When I received a PC version of Samurai Shodown II in a Twitch Prime giveway bundle a few months back, I got pretty excited. But, then I wondered how well it would hold up. As I’ve written before, nostalgia is a powerful force, and I wondered if I had built up my memories of the game in a way the game could never meet. In times past, I’ve actually avoided the media of my youth because of this very fear. However, since I am determined to play my entire backlog, I installed the game and played it.
And, well… It’s still great.
Don’t get me wrong, I probably still overhyped it in my mind. No game could ever live up to some of the standards I set when dealing with the games of my youth. But, Samurai Shodown II is still a remarkably fun fighter, and its uniqueness in gameplay remains. I sank right back into my fighter of choice, Ukyo Tachibana, almost immediately, and while I was definitely rusty, I could still get things done. I moved through my matches slowly, waiting for the right opening, and striking, my sword sending a jet of blood spraying out of my opponent. I wasn’t always successful, and I still probably lost more than I won. But, I had a blast doing it, and that’s what it’s all about.
Mini-Review: World of Goo

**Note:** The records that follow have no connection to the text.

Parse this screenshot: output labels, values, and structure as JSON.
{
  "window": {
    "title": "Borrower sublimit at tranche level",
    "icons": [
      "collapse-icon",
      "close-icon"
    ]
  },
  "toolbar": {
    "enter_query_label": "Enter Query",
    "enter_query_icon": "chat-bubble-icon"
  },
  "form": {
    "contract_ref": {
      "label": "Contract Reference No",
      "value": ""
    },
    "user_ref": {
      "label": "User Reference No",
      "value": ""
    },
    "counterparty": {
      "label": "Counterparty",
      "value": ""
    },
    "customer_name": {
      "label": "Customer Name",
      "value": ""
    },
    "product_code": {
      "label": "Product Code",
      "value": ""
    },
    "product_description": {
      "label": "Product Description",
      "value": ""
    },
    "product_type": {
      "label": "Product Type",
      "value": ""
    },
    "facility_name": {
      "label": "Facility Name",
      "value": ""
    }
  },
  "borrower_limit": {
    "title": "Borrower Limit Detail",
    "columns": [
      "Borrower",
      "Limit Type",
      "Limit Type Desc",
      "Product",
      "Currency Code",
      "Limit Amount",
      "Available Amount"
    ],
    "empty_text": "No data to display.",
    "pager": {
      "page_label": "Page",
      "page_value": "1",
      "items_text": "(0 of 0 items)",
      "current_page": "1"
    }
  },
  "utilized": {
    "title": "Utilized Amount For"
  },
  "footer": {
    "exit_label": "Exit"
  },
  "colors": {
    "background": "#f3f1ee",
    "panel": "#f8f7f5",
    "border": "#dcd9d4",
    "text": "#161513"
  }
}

I am not a structural engineer. On the contrary, in my real life, I have no sense of space or volume or size or anything like that. I am clumsy, and I knock the dog’s water bowl over all the time even though it never moves. I’m still pretty good at World of Goo though. I can build gooey bridges with the best of them. Anyway, this is a good, fun puzzle game. You build structures using these little goo balls to try and get as many of the remaining goo balls as possible into the goal pipe. These structures could be bridges or towers or even a wheel. Anything you can build to bridge the gap between your pile of goo balls and the goal. Like most puzzle games, you have a specific metric of success to achieve each level, and if you do, you move on to the next level. If you haven’t played it yet, you should. It’s on all of the platforms, and it’s really well done.
Woof. It’s been a while. Some games complete. Some games added. This is an uphill battle.